Select all lines in the records that include "input".

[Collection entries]
----------------------------------------
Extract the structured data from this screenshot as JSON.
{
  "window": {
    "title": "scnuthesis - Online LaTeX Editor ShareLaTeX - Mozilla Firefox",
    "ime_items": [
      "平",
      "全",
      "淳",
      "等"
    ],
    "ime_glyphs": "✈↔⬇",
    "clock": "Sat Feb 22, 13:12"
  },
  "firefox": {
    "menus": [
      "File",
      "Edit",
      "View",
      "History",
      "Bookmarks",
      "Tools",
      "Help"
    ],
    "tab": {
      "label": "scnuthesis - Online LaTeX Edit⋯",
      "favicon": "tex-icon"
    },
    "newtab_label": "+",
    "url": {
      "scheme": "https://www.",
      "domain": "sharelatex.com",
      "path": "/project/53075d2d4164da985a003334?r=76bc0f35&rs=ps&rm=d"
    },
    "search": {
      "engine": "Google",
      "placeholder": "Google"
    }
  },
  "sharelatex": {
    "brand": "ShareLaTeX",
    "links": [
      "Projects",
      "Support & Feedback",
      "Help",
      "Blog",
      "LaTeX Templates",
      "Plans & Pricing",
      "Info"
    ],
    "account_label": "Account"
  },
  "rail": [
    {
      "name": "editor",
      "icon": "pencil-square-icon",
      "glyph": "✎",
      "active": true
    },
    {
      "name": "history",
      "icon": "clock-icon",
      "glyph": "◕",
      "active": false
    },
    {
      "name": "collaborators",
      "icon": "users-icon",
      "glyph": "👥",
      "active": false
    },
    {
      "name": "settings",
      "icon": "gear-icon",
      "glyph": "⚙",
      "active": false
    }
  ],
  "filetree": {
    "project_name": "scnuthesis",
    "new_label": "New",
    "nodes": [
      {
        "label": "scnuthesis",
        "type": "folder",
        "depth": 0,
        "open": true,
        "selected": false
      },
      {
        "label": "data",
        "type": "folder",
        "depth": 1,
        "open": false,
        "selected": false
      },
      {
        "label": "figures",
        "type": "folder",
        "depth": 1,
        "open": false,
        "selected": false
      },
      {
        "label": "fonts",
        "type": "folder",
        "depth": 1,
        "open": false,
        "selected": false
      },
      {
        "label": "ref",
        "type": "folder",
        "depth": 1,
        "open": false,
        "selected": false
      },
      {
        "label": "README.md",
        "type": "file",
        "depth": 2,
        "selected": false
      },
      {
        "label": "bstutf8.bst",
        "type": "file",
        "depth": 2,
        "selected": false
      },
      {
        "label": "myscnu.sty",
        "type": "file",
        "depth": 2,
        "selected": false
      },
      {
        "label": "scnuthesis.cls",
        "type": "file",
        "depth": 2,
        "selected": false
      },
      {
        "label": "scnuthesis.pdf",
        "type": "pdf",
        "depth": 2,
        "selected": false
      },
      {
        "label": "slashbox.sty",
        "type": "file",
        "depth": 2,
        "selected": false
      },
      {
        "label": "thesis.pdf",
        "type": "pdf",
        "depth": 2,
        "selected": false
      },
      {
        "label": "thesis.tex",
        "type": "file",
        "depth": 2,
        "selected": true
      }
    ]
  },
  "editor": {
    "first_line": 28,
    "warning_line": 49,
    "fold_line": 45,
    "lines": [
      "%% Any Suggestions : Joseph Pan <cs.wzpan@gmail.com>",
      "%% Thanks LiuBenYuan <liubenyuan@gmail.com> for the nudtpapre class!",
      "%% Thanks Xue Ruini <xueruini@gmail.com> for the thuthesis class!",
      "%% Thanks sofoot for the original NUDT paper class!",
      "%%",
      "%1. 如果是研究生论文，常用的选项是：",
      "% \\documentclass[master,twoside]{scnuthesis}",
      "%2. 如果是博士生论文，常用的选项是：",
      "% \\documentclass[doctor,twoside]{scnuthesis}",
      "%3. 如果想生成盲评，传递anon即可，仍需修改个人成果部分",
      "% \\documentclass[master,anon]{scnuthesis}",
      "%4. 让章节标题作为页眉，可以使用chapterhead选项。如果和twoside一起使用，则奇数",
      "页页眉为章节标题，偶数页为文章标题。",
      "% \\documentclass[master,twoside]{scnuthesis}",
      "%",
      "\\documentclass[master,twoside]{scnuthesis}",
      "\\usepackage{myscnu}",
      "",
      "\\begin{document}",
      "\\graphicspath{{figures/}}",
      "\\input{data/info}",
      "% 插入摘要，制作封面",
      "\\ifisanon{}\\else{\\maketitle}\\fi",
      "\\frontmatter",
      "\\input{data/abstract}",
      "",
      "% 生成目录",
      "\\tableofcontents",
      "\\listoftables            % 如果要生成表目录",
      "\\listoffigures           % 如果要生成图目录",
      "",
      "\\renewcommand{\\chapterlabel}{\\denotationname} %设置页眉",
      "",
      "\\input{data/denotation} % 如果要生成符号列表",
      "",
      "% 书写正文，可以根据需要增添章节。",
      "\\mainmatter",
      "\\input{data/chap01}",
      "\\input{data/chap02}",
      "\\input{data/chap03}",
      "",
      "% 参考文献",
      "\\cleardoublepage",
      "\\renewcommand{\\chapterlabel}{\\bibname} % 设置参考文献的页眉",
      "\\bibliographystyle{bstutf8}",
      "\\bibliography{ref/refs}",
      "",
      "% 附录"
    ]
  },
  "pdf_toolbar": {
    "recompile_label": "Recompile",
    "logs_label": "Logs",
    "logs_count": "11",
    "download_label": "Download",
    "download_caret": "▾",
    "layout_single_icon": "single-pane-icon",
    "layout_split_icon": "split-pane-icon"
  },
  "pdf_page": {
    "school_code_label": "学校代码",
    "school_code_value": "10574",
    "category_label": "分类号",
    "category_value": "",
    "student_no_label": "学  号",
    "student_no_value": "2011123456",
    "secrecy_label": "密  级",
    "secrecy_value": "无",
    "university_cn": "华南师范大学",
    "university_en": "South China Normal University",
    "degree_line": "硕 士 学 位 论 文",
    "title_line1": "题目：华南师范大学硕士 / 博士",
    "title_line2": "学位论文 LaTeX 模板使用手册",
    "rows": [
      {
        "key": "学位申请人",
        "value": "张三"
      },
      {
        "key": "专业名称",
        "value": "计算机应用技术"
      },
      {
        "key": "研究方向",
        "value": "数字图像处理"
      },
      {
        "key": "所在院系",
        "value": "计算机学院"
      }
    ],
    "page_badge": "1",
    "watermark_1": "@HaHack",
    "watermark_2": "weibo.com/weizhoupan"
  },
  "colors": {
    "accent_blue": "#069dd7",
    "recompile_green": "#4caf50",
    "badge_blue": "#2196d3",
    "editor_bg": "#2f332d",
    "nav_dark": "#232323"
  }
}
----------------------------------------
ANSWER TO THE PROBLEM:
      "\\input{data/info}",
      "\\input{data/abstract}",
      "\\input{data/denotation} % 如果要生成符号列表",
      "\\input{data/chap01}",
      "\\input{data/chap02}",
      "\\input{data/chap03}",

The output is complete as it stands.